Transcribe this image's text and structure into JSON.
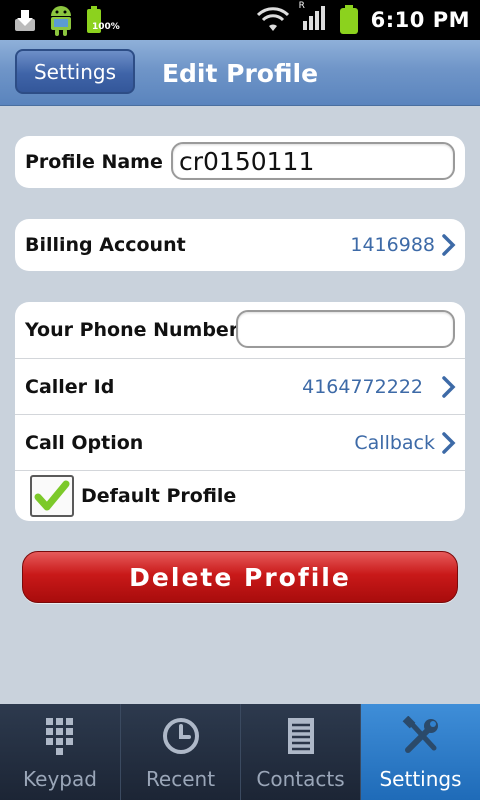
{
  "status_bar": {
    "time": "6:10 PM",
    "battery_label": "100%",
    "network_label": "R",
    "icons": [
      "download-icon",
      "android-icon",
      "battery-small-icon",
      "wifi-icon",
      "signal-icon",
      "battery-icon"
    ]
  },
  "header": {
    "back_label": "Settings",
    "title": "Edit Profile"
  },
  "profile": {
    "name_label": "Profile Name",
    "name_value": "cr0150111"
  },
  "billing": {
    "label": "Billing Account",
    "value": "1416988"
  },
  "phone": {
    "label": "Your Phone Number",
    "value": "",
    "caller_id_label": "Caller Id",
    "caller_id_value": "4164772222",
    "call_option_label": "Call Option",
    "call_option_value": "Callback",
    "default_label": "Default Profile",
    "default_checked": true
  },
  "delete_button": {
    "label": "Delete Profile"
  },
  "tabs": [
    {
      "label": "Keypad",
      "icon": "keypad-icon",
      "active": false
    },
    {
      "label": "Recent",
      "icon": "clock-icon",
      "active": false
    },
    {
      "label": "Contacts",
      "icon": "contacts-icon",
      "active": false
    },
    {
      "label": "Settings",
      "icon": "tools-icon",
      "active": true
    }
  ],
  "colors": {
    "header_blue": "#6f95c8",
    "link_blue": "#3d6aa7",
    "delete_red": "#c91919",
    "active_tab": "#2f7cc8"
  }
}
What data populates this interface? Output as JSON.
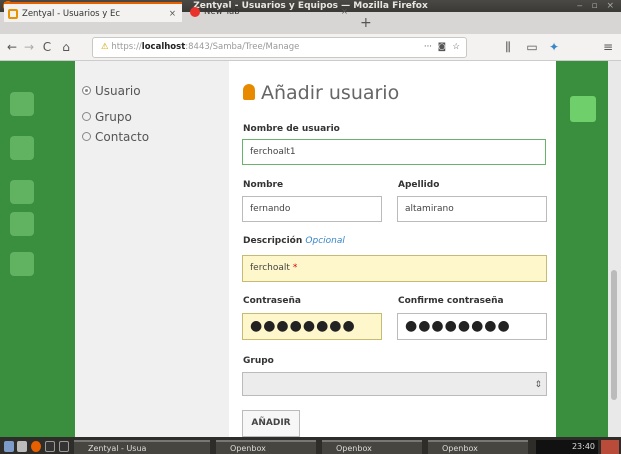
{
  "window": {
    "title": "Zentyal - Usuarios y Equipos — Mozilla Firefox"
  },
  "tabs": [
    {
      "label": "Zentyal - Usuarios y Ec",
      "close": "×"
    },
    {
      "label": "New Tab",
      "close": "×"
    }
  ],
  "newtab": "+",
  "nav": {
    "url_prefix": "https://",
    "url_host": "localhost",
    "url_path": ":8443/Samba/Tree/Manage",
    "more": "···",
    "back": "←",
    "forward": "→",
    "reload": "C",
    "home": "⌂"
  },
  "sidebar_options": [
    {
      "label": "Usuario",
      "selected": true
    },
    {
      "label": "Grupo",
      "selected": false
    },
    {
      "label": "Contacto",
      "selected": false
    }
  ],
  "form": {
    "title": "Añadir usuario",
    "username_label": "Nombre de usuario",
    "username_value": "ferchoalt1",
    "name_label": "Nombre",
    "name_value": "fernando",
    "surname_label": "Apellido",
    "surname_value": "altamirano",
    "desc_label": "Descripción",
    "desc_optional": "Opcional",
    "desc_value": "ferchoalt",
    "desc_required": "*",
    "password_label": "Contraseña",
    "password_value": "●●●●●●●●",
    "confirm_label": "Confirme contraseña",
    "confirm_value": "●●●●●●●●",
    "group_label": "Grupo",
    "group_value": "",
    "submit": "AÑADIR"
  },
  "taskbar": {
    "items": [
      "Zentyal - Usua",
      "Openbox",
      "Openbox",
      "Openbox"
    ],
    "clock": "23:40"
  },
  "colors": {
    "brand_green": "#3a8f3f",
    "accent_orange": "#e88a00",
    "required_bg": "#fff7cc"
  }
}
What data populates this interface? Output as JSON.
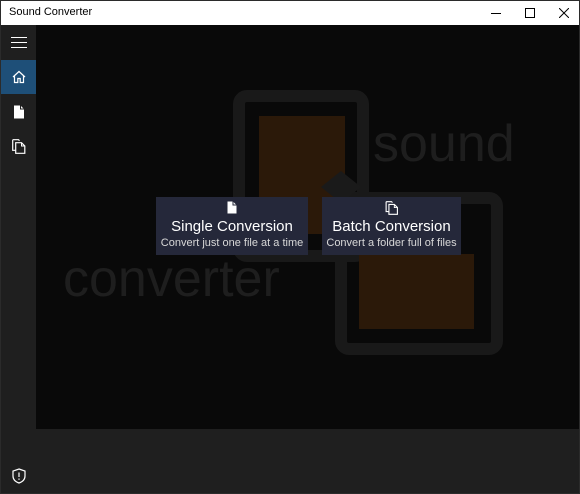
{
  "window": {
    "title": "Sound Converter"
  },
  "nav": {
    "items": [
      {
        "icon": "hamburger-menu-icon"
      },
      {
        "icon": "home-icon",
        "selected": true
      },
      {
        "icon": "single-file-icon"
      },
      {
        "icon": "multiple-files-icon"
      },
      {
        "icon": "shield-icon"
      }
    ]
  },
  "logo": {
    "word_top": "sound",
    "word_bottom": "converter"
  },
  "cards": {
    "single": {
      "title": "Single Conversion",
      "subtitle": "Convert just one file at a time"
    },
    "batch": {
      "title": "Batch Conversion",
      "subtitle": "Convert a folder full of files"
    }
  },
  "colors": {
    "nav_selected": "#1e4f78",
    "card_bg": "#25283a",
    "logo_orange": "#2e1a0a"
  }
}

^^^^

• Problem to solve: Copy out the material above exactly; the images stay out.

• Written response:
Transcribe this image's text and structure into JSON.
{
  "status_bar": {
    "time": "6:10 PM",
    "battery_label": "100%",
    "network_label": "R",
    "icons": [
      "download-icon",
      "android-icon",
      "battery-small-icon",
      "wifi-icon",
      "signal-icon",
      "battery-icon"
    ]
  },
  "header": {
    "back_label": "Settings",
    "title": "Edit Profile"
  },
  "profile": {
    "name_label": "Profile Name",
    "name_value": "cr0150111"
  },
  "billing": {
    "label": "Billing Account",
    "value": "1416988"
  },
  "phone": {
    "label": "Your Phone Number",
    "value": "",
    "caller_id_label": "Caller Id",
    "caller_id_value": "4164772222",
    "call_option_label": "Call Option",
    "call_option_value": "Callback",
    "default_label": "Default Profile",
    "default_checked": true
  },
  "delete_button": {
    "label": "Delete Profile"
  },
  "tabs": [
    {
      "label": "Keypad",
      "icon": "keypad-icon",
      "active": false
    },
    {
      "label": "Recent",
      "icon": "clock-icon",
      "active": false
    },
    {
      "label": "Contacts",
      "icon": "contacts-icon",
      "active": false
    },
    {
      "label": "Settings",
      "icon": "tools-icon",
      "active": true
    }
  ],
  "colors": {
    "header_blue": "#6f95c8",
    "link_blue": "#3d6aa7",
    "delete_red": "#c91919",
    "active_tab": "#2f7cc8"
  }
}
What data populates this interface? Output as JSON.
{
  "window": {
    "title": "Zentyal - Usuarios y Equipos — Mozilla Firefox"
  },
  "tabs": [
    {
      "label": "Zentyal - Usuarios y Ec",
      "close": "×"
    },
    {
      "label": "New Tab",
      "close": "×"
    }
  ],
  "newtab": "+",
  "nav": {
    "url_prefix": "https://",
    "url_host": "localhost",
    "url_path": ":8443/Samba/Tree/Manage",
    "more": "···",
    "back": "←",
    "forward": "→",
    "reload": "C",
    "home": "⌂"
  },
  "sidebar_options": [
    {
      "label": "Usuario",
      "selected": true
    },
    {
      "label": "Grupo",
      "selected": false
    },
    {
      "label": "Contacto",
      "selected": false
    }
  ],
  "form": {
    "title": "Añadir usuario",
    "username_label": "Nombre de usuario",
    "username_value": "ferchoalt1",
    "name_label": "Nombre",
    "name_value": "fernando",
    "surname_label": "Apellido",
    "surname_value": "altamirano",
    "desc_label": "Descripción",
    "desc_optional": "Opcional",
    "desc_value": "ferchoalt",
    "desc_required": "*",
    "password_label": "Contraseña",
    "password_value": "●●●●●●●●",
    "confirm_label": "Confirme contraseña",
    "confirm_value": "●●●●●●●●",
    "group_label": "Grupo",
    "group_value": "",
    "submit": "AÑADIR"
  },
  "taskbar": {
    "items": [
      "Zentyal - Usua",
      "Openbox",
      "Openbox",
      "Openbox"
    ],
    "clock": "23:40"
  },
  "colors": {
    "brand_green": "#3a8f3f",
    "accent_orange": "#e88a00",
    "required_bg": "#fff7cc"
  }
}
What data populates this interface? Output as JSON.
{
  "window": {
    "title": "Sound Converter"
  },
  "nav": {
    "items": [
      {
        "icon": "hamburger-menu-icon"
      },
      {
        "icon": "home-icon",
        "selected": true
      },
      {
        "icon": "single-file-icon"
      },
      {
        "icon": "multiple-files-icon"
      },
      {
        "icon": "shield-icon"
      }
    ]
  },
  "logo": {
    "word_top": "sound",
    "word_bottom": "converter"
  },
  "cards": {
    "single": {
      "title": "Single Conversion",
      "subtitle": "Convert just one file at a time"
    },
    "batch": {
      "title": "Batch Conversion",
      "subtitle": "Convert a folder full of files"
    }
  },
  "colors": {
    "nav_selected": "#1e4f78",
    "card_bg": "#25283a",
    "logo_orange": "#2e1a0a"
  }
}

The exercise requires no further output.